Rad SMA top graphic
Santa Cruz Cell Block riser pad
A couple of cool stickers from back in the day still hanging in there
The trucks are fitted with Grind King reversed kingpins, there’s even a sticker on the front hanger…
You can see some of the bands I was into at the time from the grip tape art, which I did with Tip-Ex…
A few years ago, I had an urge to get me an old school set up. I already had my everyday double kick street machine, but I felt I needed something that reminded me of my skateboarding youth in the 1980s.
This Santa Cruz Street Creep was the answer.
I remembered the Street Creep from those halcyon days. I never owned one at the time, though I did own other Santa Cruz decks (see the blog about my Rob Roskopp deck, for one). The Street Creep was a very cool shape and a cool graphic.
Luckily for me, numerous skateboard companies have been re-issuing the old shapes as collectors pieces. I picked this re-issue up fairly easily. I fitted it with some new, wide Independent trucks and some old Santa Cruz Slime Balls wheels and it was ready to go.
The wheels were rescued from an old relic of a board that was passed to me a few years back. I always wanted some Slime Balls, finally I got a set!
Trucks and wheels
The result is a rad skateboard that brings back loads of memories. The shape is great, though it takes some getting used to after skating shorter, thinner boards for ages. It’s a fantastic skateboard for blasting a few old tricks on – I find no-complys and some boneless manoeuvres easier on this set up.
With the big, softer Slime Balls attached, this board is great for carving up some of my favourite banked skate spots. In particular, there’s a messy old “bowl” I like to skate – tarnished with grit and stones, but very skateable with this monster.
Plus there’s the graphic – if you’re an old 80’s skate hound like me, it’s all about the skulls!
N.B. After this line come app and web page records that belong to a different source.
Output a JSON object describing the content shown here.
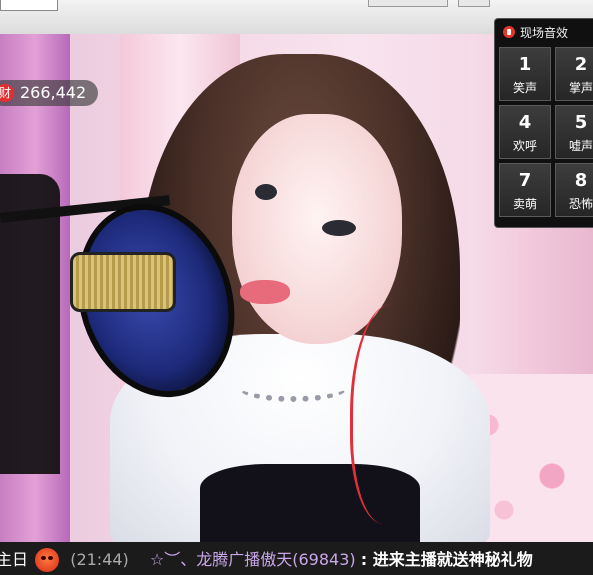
{
  "gift_counter": {
    "icon": "gift-icon",
    "icon_glyph": "财",
    "value": "266,442"
  },
  "sound_panel": {
    "title": "现场音效",
    "buttons": [
      {
        "num": "1",
        "label": "笑声"
      },
      {
        "num": "2",
        "label": "掌声"
      },
      {
        "num": "4",
        "label": "欢呼"
      },
      {
        "num": "5",
        "label": "嘘声"
      },
      {
        "num": "7",
        "label": "卖萌"
      },
      {
        "num": "8",
        "label": "恐怖"
      }
    ]
  },
  "marquee": {
    "prefix": "主日",
    "icon": "angry-face-icon",
    "time": "(21:44)",
    "user": "☆︶、龙腾广播傲天(69843)",
    "message": ": 进来主播就送神秘礼物"
  },
  "colors": {
    "accent_red": "#e3302f",
    "panel_bg": "#101010",
    "marquee_user": "#c9a6e8"
  }
}
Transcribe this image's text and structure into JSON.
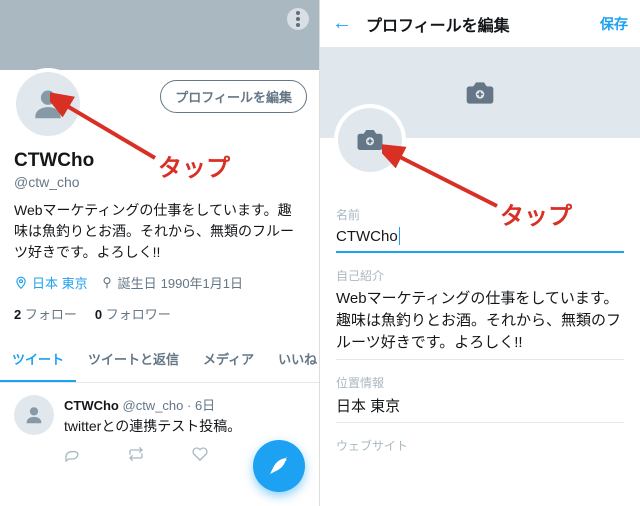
{
  "left": {
    "edit_button": "プロフィールを編集",
    "name": "CTWCho",
    "handle": "@ctw_cho",
    "bio": "Webマーケティングの仕事をしています。趣味は魚釣りとお酒。それから、無類のフルーツ好きです。よろしく!!",
    "location": "日本 東京",
    "birthday_label": "誕生日",
    "birthday_value": "1990年1月1日",
    "following_count": "2",
    "following_label": "フォロー",
    "followers_count": "0",
    "followers_label": "フォロワー",
    "tabs": [
      "ツイート",
      "ツイートと返信",
      "メディア",
      "いいね"
    ],
    "tweet": {
      "name": "CTWCho",
      "handle": "@ctw_cho",
      "date": "6日",
      "text": "twitterとの連携テスト投稿。"
    },
    "annotation": "タップ"
  },
  "right": {
    "title": "プロフィールを編集",
    "save": "保存",
    "fields": {
      "name_label": "名前",
      "name_value": "CTWCho",
      "bio_label": "自己紹介",
      "bio_value": "Webマーケティングの仕事をしています。趣味は魚釣りとお酒。それから、無類のフルーツ好きです。よろしく!!",
      "location_label": "位置情報",
      "location_value": "日本 東京",
      "website_label": "ウェブサイト"
    },
    "annotation": "タップ"
  }
}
Check out the close up the graphic and you’ll see dozens of smaller skulls and faces within the image.
Skateboards are a thing of beauty; this Street Creep looks and rides superb.
Everyone has their own personal choice. Over the years I’ve seen many amazing skateboard graphics – some intricate, some clever, some stupid, some risque. Back in the 80’s it was mostly skulls and gore. At the end of the decade, these themes became extinct, replaced by ironic cartoons and brand logo appropriation. You name it, it’s probably been featured on a deck somewhere. There are great examples of art of all styles.
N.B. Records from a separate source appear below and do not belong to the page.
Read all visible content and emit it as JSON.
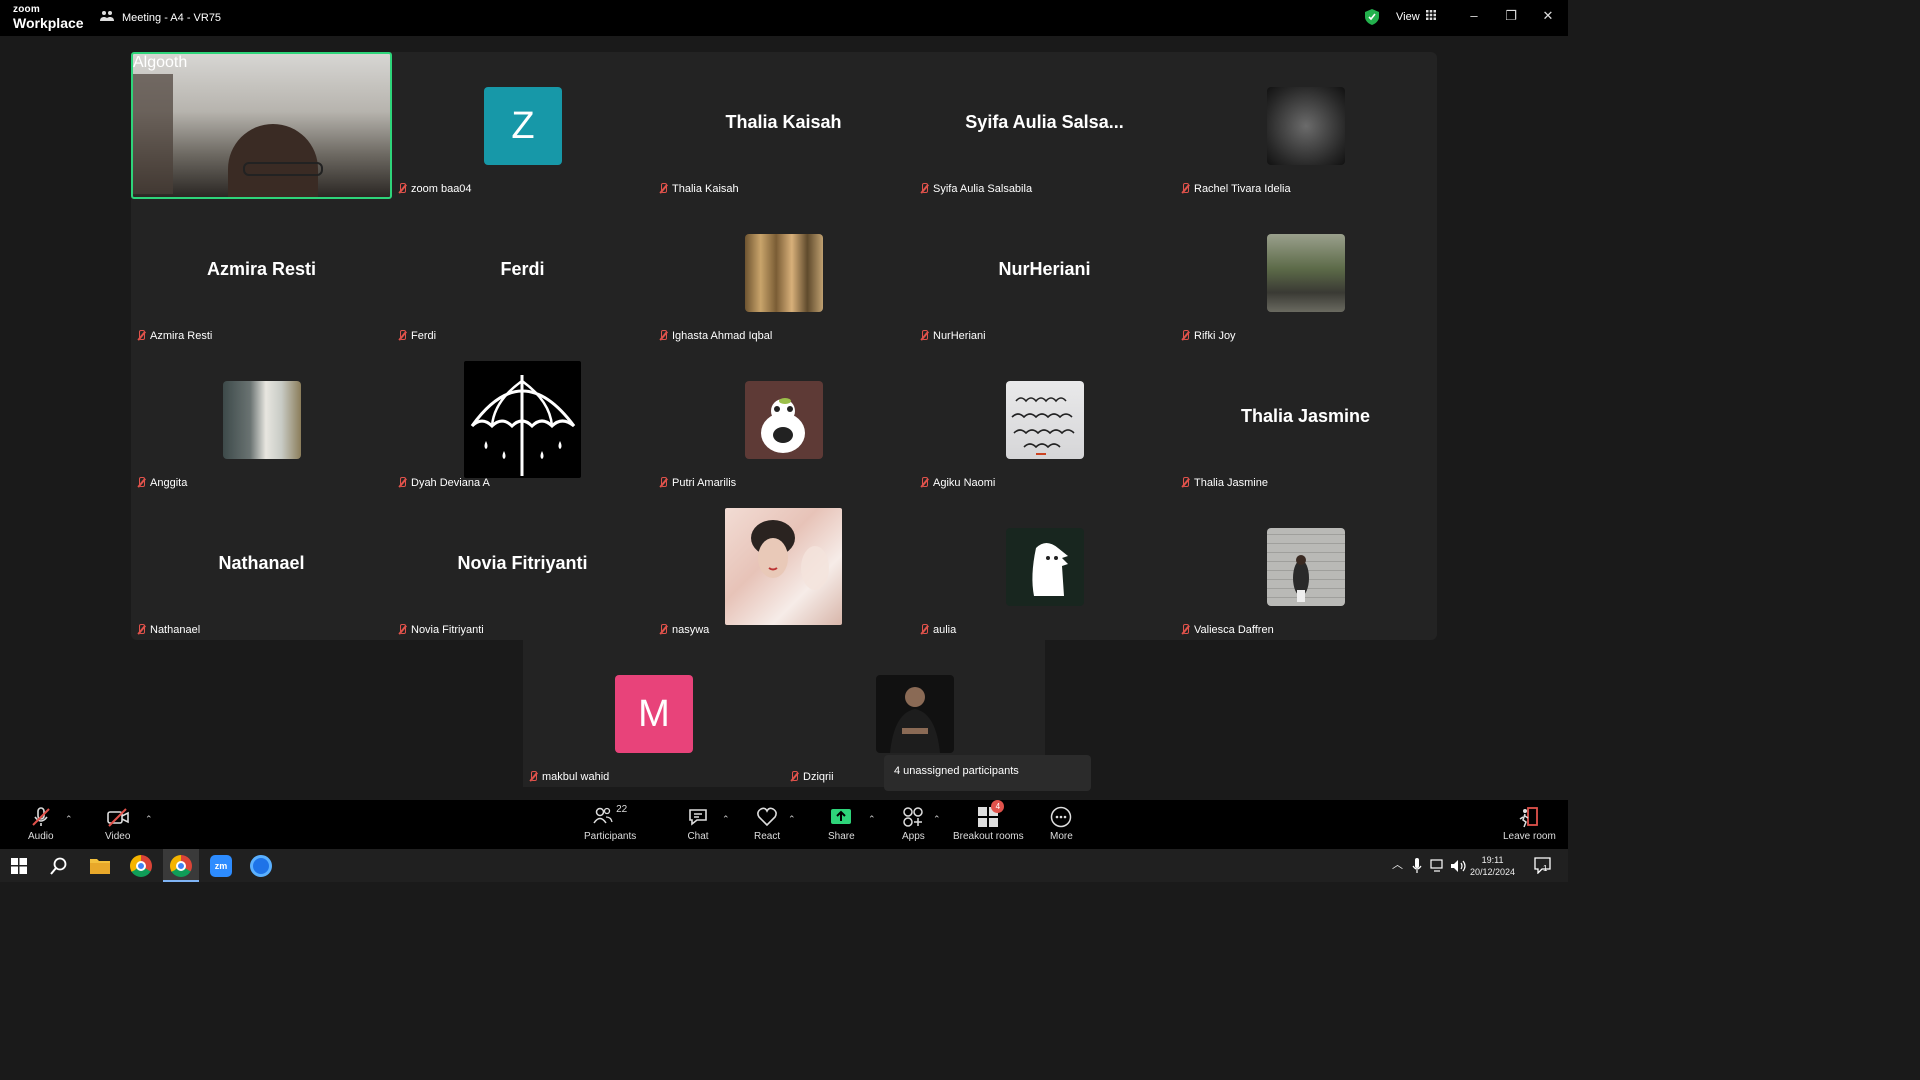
{
  "titlebar": {
    "logo_top": "zoom",
    "logo_bottom": "Workplace",
    "meeting_title": "Meeting - A4 - VR75",
    "view_label": "View"
  },
  "tiles": [
    {
      "label": "Algooth"
    },
    {
      "label": "zoom baa04",
      "avatar_letter": "Z",
      "avatar_color": "#1798a8"
    },
    {
      "label": "Thalia Kaisah",
      "big_name": "Thalia Kaisah"
    },
    {
      "label": "Syifa Aulia Salsabila",
      "big_name": "Syifa Aulia Salsa..."
    },
    {
      "label": "Rachel Tivara Idelia"
    },
    {
      "label": "Azmira Resti",
      "big_name": "Azmira Resti"
    },
    {
      "label": "Ferdi",
      "big_name": "Ferdi"
    },
    {
      "label": "Ighasta Ahmad Iqbal"
    },
    {
      "label": "NurHeriani",
      "big_name": "NurHeriani"
    },
    {
      "label": "Rifki Joy"
    },
    {
      "label": "Anggita"
    },
    {
      "label": "Dyah Deviana A"
    },
    {
      "label": "Putri Amarilis"
    },
    {
      "label": "Agiku Naomi"
    },
    {
      "label": "Thalia Jasmine",
      "big_name": "Thalia Jasmine"
    },
    {
      "label": "Nathanael",
      "big_name": "Nathanael"
    },
    {
      "label": "Novia Fitriyanti",
      "big_name": "Novia Fitriyanti"
    },
    {
      "label": "nasywa"
    },
    {
      "label": "aulia"
    },
    {
      "label": "Valiesca Daffren"
    },
    {
      "label": "makbul wahid",
      "avatar_letter": "M",
      "avatar_color": "#e8437a"
    },
    {
      "label": "Dziqrii"
    }
  ],
  "tooltip": "4 unassigned participants",
  "toolbar": {
    "audio": "Audio",
    "video": "Video",
    "participants": "Participants",
    "participants_count": "22",
    "chat": "Chat",
    "react": "React",
    "share": "Share",
    "apps": "Apps",
    "breakout": "Breakout rooms",
    "breakout_badge": "4",
    "more": "More",
    "leave": "Leave room"
  },
  "taskbar": {
    "time": "19:11",
    "date": "20/12/2024",
    "notif_count": "1"
  },
  "colors": {
    "active_speaker_border": "#2ed47a",
    "share_green": "#2ed47a",
    "muted_red": "#e0524b"
  }
}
The two giants of skateboard graphics in the 80’s, at least in my eyes, were Vernon Courtland Johnson and Jim Phillips. VCJ created the many iconic designs for Powell Peralta such as the Ripper and Skull and Sword. Awesome graphics that made my eyeballs pop, as a kid nurtured on comic book art and monsters.
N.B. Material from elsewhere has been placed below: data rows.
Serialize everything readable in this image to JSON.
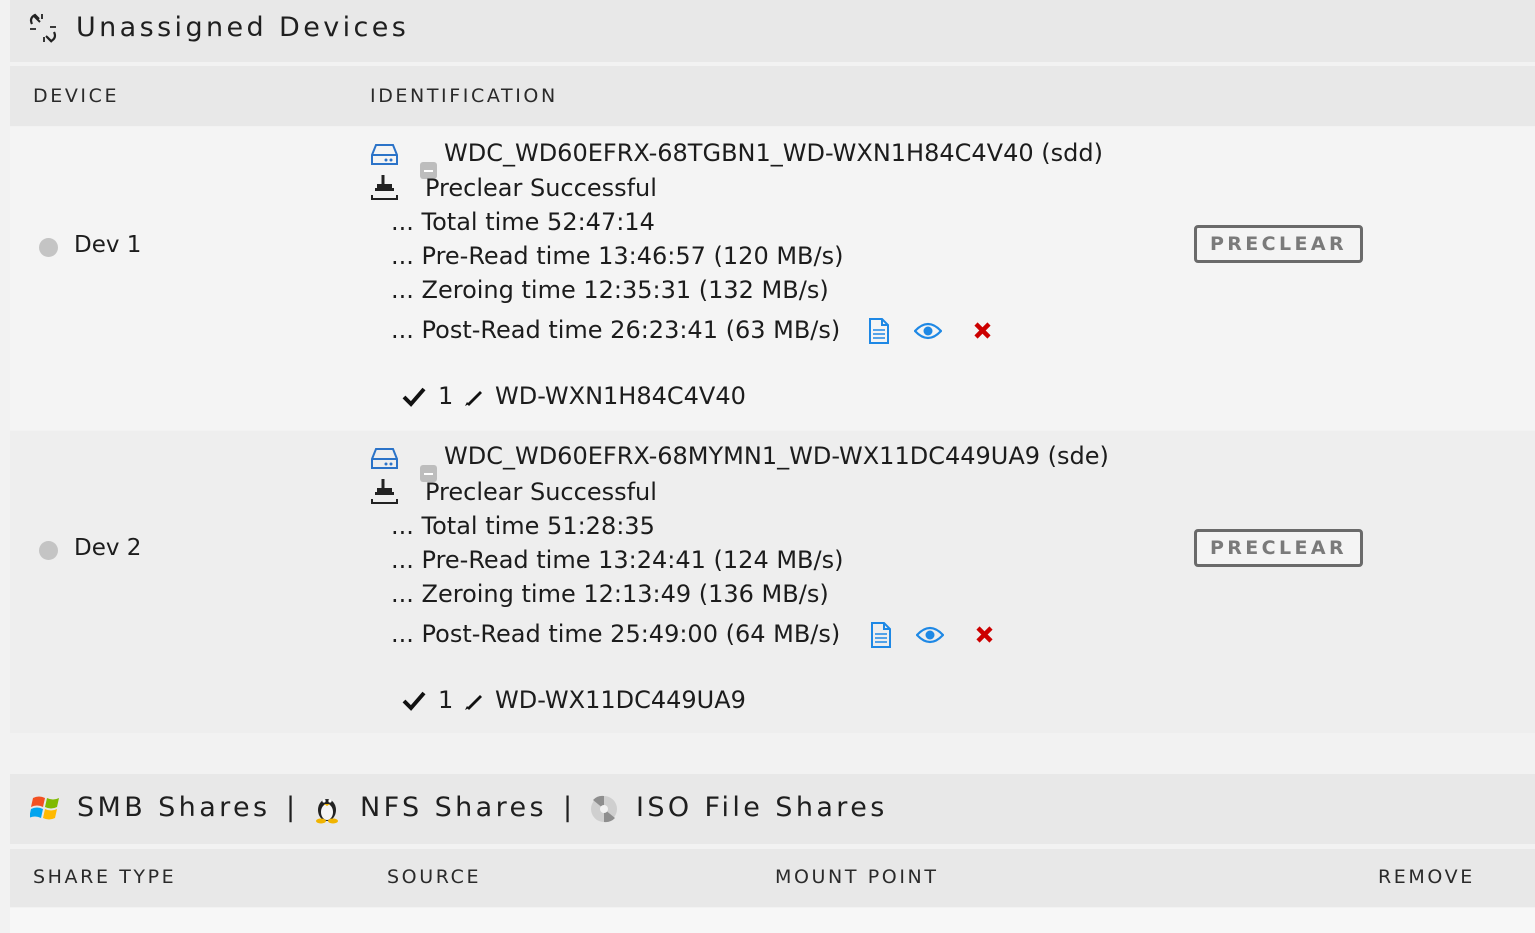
{
  "unassigned": {
    "title": "Unassigned Devices",
    "title_icon": "broken-link-icon",
    "columns": {
      "device": "DEVICE",
      "identification": "IDENTIFICATION"
    },
    "devices": [
      {
        "name": "Dev 1",
        "identification": "WDC_WD60EFRX-68TGBN1_WD-WXN1H84C4V40 (sdd)",
        "status": "Preclear Successful",
        "total": "... Total time 52:47:14",
        "preread": "... Pre-Read time 13:46:57 (120 MB/s)",
        "zeroing": "... Zeroing time 12:35:31 (132 MB/s)",
        "postread": "... Post-Read time 26:23:41 (63 MB/s)",
        "partition_num": "1",
        "partition_label": "WD-WXN1H84C4V40",
        "button": "PRECLEAR"
      },
      {
        "name": "Dev 2",
        "identification": "WDC_WD60EFRX-68MYMN1_WD-WX11DC449UA9 (sde)",
        "status": "Preclear Successful",
        "total": "... Total time 51:28:35",
        "preread": "... Pre-Read time 13:24:41 (124 MB/s)",
        "zeroing": "... Zeroing time 12:13:49 (136 MB/s)",
        "postread": "... Post-Read time 25:49:00 (64 MB/s)",
        "partition_num": "1",
        "partition_label": "WD-WX11DC449UA9",
        "button": "PRECLEAR"
      }
    ]
  },
  "shares": {
    "tabs": [
      {
        "label": "SMB Shares",
        "icon": "windows-icon"
      },
      {
        "label": "NFS Shares",
        "icon": "linux-penguin-icon"
      },
      {
        "label": "ISO File Shares",
        "icon": "disc-icon"
      }
    ],
    "separator": "|",
    "columns": {
      "type": "SHARE TYPE",
      "source": "SOURCE",
      "mount": "MOUNT POINT",
      "remove": "REMOVE"
    }
  },
  "colors": {
    "icon_blue": "#1e88e5",
    "delete_red": "#cc0000",
    "status_dot": "#c4c4c4"
  }
}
The art of Jim Phillips featured on many Santa Cruz decks, including classic pro decks for Jeff Kendall, Jeff Grosso and Jason Jessee. My absolute favourite though was the Rob Roskopp street model, with a huge ugly face on it.
I first saw the Roskopp graphic in my sisters Smash Hits magazine, of all places. They did one of those lame “introduction to skateboarding” type of features, with things like “how to talk like a skateboarder”. It did feature UK hardcore band The Stupids however, and a model holding the deck in question.
As soon as I saw it, I loved that graphic. It was big, bold and over the top – but beautifully detailed.
A couple of years later, I eventually acquired a Santa Cruz Roskopp Face of my own. The deck itself was white, with the graphic in black screaming out from the bottom of the board. I was very happy that regardless of the fantastic art, it was a great shape and well made board. So the decision wasn’t made purely on the artwork.
I don’t remember what happened to that particular deck, I probably wore it out and swapped it with someone. There’s a photo of it somewhere.
A few years ago, I picked up a reissue of the Roskopp deck. It’s yellow, with the same great graphic as I had all those years ago. It’s never been skated – I keep this one on the wall, right above my desk (I have other boards for actually skating). It hangs there as a proud reminder, and an example of great skateboard art. That’s what this skateboard is to me – pure art.
In my opinion, the Santa Cruz Rob Roskopp “face” is the best skateboard graphic ever.